Research BriefsMarch 20, 2013
Baylor and Tufts U. to study Boy Scout programs
A study to examine whether and how Boy Scout programs affect the character, health and academic achievement of youths -- as well as their contribution to community and democracy -- will be launched in September by Baylor University's Institute for Studies of Religion and Tufts University's Institute for Applied Research in Youth Development.
The three-year study, armed with major funding from the John Templeton Foundation and headed by Tufts, will evaluate an innovative Boy Scouts of America program that incorporates full-time executives to assist Scout troops by training the leaders, recruiting and retaining youths, and fund raising. Typically, local troops are staffed by volunteers.
Researchers will include Dr. Byron Johnson, director of the ISR and also of Baylor's Program on Prosocial Behavior. The study will be done in four waves in a geographic area in Philadelphia that is served by the Cradle of Liberty Council Boy Scouts of America.
Noted Johnson: "The program could become a model for recruitment and retention of diverse youth -- especially boys from inner cities -- in Boy Scouts, especially if the study shows that involvement in the Scouts enhances the youths' character."
Children of divorce more likely to switch/avoid organized religion
Adults whose parents were divorced are more likely to switch religions or disassociate themselves from institutional religions altogether -- but growing up in a single-parent family does not have any effect on private religious life, including praying, according to a study by a Baylor sociologist.
The findings also suggest that being a child of divorced parents is not in itself as important a factor in one's religious life as previous research has indicated, according to Dr. Jeremy Uecker, an assistant professor of sociology at Baylor and lead author of the study. The quantitative analysis of data from 3,346 respondents ages 18 to 87, taken from the General Social Surveys done in 1991, 1998 and 2008, appears in the Journal for the Scientific Study of Religion.
"You have to take into account the context," Uecker said. "People who are less religious are more likely to get divorced. And if the parents are of different religions or differing levels of religiosity from one another, they also are more likely to divorce. So if we ignore that, we're overstating the effects of divorce itself on religious outcomes."
The main reason parental divorce affects religious outcomes, Uecker argues, is that children are separated from one of their parents, and parents are usually considered the primary source of religious training for children.
Other factors after the divorce also may influence children during their formative years and ultimately affect their religious outcome as adults, he said. A parent who has been divorced may feel stigmatized or uncomfortable in some congregations and less likely to attend than previously. Typically, a child of divorce stays with his or her mother, who may become depressed or angry with God, and that may affect the child. Even logistical difficulty in getting to church could be a factor, Uecker said.
Shared activities are 'game changers' for father-daughter relationships
The most frequent turning point in father-daughter relationships is shared activity -- especially sports -- ahead of such pivotal events as when a daughter marries or leaves home, according to a study by Baylor University researchers.
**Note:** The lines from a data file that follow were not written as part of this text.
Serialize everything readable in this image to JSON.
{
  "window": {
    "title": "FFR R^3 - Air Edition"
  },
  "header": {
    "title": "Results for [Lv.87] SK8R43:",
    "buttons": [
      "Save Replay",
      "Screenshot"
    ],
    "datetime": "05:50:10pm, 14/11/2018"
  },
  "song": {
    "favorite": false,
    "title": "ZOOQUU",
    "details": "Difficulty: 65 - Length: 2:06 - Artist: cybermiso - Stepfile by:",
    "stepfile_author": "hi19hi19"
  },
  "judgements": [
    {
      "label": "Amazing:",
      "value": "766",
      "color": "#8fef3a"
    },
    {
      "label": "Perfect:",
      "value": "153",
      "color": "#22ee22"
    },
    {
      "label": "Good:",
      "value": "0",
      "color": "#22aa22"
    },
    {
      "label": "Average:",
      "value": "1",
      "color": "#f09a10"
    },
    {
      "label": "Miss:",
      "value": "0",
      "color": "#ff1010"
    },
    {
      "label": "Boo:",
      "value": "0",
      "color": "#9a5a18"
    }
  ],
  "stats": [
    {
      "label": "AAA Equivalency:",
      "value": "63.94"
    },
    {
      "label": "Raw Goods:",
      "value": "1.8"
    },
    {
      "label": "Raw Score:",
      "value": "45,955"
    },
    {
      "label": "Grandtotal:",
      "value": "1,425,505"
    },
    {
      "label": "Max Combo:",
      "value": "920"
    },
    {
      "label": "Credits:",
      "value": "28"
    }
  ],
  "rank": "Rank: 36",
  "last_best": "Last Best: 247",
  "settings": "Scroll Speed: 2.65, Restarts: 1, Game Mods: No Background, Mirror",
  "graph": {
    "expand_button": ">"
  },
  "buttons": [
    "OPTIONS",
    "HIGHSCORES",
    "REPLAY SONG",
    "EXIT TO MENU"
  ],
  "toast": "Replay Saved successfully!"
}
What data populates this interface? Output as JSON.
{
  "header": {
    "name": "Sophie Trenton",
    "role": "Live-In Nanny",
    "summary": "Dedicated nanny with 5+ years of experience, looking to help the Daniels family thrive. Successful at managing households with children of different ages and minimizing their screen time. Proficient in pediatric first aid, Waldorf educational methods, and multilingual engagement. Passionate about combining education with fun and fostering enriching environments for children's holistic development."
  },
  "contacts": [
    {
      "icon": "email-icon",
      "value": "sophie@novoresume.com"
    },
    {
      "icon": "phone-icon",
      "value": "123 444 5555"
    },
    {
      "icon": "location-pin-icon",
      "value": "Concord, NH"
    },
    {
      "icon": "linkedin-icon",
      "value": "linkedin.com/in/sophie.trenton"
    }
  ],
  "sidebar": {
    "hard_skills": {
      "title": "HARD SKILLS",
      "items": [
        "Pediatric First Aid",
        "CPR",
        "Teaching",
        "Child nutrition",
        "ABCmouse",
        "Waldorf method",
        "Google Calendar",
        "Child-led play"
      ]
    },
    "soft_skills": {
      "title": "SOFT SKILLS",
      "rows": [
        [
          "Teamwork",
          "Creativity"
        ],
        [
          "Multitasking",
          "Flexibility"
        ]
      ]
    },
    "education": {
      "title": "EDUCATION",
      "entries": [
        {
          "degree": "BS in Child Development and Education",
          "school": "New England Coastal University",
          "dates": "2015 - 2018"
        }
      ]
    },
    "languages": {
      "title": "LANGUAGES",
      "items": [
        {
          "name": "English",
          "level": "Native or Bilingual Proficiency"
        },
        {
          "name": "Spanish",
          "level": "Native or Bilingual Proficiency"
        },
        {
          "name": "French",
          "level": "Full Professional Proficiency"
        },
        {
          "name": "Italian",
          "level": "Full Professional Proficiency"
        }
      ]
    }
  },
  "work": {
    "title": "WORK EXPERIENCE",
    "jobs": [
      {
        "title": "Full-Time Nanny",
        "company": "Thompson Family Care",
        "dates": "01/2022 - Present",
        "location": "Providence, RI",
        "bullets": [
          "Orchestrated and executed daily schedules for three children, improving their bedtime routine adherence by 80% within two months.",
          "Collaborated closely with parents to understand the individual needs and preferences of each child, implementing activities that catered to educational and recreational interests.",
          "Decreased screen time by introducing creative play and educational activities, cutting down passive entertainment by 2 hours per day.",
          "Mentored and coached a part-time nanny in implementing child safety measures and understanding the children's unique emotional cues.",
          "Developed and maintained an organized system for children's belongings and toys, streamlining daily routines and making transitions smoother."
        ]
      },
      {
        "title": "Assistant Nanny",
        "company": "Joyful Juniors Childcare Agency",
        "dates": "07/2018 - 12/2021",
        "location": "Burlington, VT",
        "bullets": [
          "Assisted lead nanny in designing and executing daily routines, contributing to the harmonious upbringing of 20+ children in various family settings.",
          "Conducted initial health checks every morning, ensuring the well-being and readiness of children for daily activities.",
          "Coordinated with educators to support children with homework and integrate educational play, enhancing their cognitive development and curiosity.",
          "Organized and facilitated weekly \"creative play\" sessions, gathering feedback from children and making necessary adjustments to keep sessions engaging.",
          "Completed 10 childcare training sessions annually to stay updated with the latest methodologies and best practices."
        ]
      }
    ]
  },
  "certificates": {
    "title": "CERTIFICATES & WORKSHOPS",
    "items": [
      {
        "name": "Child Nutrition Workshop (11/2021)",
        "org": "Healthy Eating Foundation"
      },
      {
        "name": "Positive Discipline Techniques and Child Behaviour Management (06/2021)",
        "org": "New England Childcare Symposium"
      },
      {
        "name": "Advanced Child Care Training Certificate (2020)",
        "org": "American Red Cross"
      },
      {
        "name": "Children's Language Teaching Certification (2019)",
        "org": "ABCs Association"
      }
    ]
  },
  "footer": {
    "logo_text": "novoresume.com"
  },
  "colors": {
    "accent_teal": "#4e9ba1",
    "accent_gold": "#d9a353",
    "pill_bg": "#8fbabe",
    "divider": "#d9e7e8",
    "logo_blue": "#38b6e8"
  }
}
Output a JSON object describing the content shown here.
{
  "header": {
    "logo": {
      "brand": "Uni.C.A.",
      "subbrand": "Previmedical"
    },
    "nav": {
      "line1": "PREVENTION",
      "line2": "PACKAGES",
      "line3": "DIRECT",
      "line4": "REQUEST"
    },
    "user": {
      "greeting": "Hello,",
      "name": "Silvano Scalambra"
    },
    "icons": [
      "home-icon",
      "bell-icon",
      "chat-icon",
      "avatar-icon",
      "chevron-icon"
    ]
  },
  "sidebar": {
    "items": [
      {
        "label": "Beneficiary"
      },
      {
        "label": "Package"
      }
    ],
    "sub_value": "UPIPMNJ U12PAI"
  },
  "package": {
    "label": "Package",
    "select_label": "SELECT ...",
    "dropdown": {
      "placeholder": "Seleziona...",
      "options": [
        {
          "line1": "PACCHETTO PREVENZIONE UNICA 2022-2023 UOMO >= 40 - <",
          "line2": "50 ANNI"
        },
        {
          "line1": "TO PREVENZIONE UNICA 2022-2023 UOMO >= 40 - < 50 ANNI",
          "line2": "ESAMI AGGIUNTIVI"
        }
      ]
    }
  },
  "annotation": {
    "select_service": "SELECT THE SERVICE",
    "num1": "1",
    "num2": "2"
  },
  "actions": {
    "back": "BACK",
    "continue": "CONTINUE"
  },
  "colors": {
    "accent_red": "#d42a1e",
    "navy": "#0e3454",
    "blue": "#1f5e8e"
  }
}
"This is the masculine style of building closeness -- called 'closeness in the doing' -- whereas the feminine orientation is talking, 'closeness in the dialogue,'" said Dr. Mark T. Morman, a professor of communication in Baylor's College of Arts and Sciences. An article about the findings by Morman and former Baylor graduate student Elizabeth Barrett, MA '06, is published in the Journal of Human Communication.
When asked what key experiences changed closeness in their relationships, fathers and daughters who were study participants mentioned events typical of those that help cement masculine friendships. Morman noted that the study is qualitative -- based on written responses by participants rather than by a statistical analysis. But it reveals meaningful markers of when relationships changed, regardless of whether they became closer or more distant, he said.
The 43 fathers and 43 daughters in the study were not related to one another but were asked to pinpoint in writing a crucial moment of change in their own father-daughter relationships.
Most frequently mentioned of 14 relationship changes by daughters were engaging activities with their fathers, their marriages and physical distance from their fathers. Fathers most frequently mentioned joint activities, a daughter's marriage and the beginning of a daughter's dating.
From the daughters' perspective, sports, working together and vacationing together were the shared activities most frequently mentioned. Sports also was the most frequently mentioned activity by fathers, with some saying it gave them a bond their daughter did not have with her mother or siblings. Others said it opened the lines of communication to talk about other subjects. Additional activities fathers mentioned were church functions, household projects and teaching their daughters to drive.